ETA: it occurs to me that marriage-as-a-sacrament, patriarchy, and autocracy, have all been stable common features of these religions. I'm not sure if they should count as features of the religion, or of a bigger cultural package which has conserved these and other features.

Atheists reject the second part of the package, the one that's about a God. But they (like everyone) still have the first part: shared beliefs and rituals and heresies, shared morals and ethics, sources of authority, etc. (As an example, people sometimes say that "Science" often functions as a religion for non-scientists; I think that's what's meant; Science-the-religion has priests and rituals and dogmas and is entangled with law and government, but it has no God and doesn't really judge people.)

But that's just what I generated when faced with this prompt. What does Peterson think is the common basis of "Western religion over the last two thousand years" that functions as a memeplex and ignores the incidentals that accrue like specific religious beliefs?

They are both pro free speech and pro good where "good" is what a reasonable person would think of as "good".

I have trouble parsing that definition. You're defining "good" by pointing at "reasonable". But people who disagree on what is good, will not think each other reasonable.

I have no idea what actual object-level concept of "good" you meant. Can you please clarify?

For example, you go on to say:

They both agree that religion has value.

I'm not sure whether religion has (significant, positive) value. Does that make me unreasonable?

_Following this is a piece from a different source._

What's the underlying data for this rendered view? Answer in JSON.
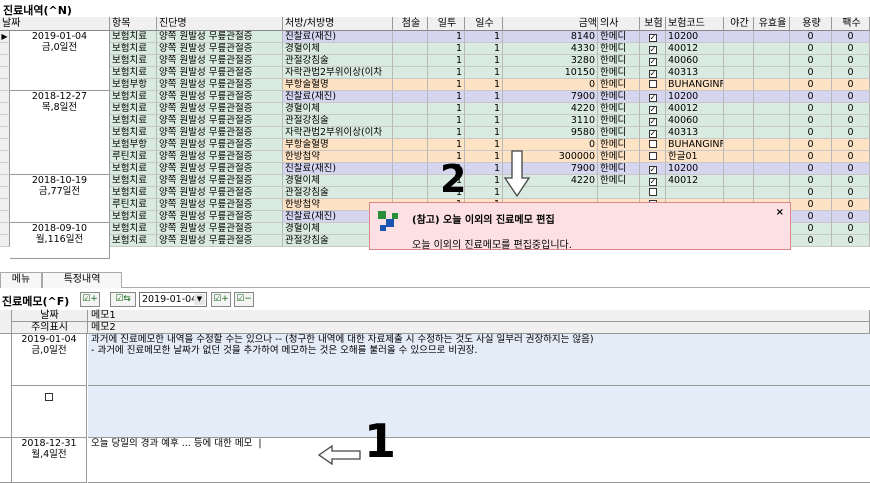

I mean Peterson and Harris both support "good" as opposed to "moral relativism" where there is no good, there is no evil. Moral relativism is a philosophy without objective goodness e.g. Nietzsche: there is only will to power. There are many competing definitions of "good". Peterson and Harris agree that the concept of "good" shouldn't be thrown away entirely. Which definition of "good" we use is not important to the Peterson-Harris debate.

They both agree that religion has value.

I'm not sure whether religion has (significant, positive) value. Does that make me unreasonable?

In the context of this debate, not. I'm using "reasonable" the way legal scholars use "reasonable": for having to avoid defining nebulous-yet-commonly-used words.

Moral relativism is the Nietzsche philosophy there is only will to power.

Nietzsche's approach.might be a form of relativism, but it's not the only one.

Thank you. I have corrected the original comment.

I'm a moral anti-realist; it seems to me to be a direct inescapable consequence of materialism.

I tried looking at definitions of moral relativism, and it seems more confused than moral realism vs. anti-realism. (To be sure there are even more confused stances out there, like error theory...)

Should I take it that Peterson and Harris are both moral realists and interpret their words in that light? Note that this wouldn't be reasoning about what they're saying, for me, it would be literally interpreting their words, because people are rarely precise, and moral realists and anti-realists often use the same words to mean different things. (In part because they're confused and are arguing over the "true" meaning of words.)

So, if they're moral realists, then "not throwing away the concept of good" means not throwing away moral realism; I think I understand what that means in this context.

Should I take it that Peterson and Harris are both moral realists and interpret their words in that light?

Yes. I believe neither Peterson nor Harris is a moral anti-realist.

So, if they're moral realists, then "not throwing away the concept of good" means not throwing away moral realism; I think I understand what that means in this context.

Yes. I think you understand the debate correctly.

Harris is both a moral realist and a naturalist. He thinks moral truths can be derived by science.

the complete material reductionist memeplex.

What's complete about it? I don't think we have or need reductive explanations of everything.

There's a difference between

the complete material reductionist memeplex


the material reductionist memeplex is complete.

Having all of a thing that is incomplete is to completely have that thing.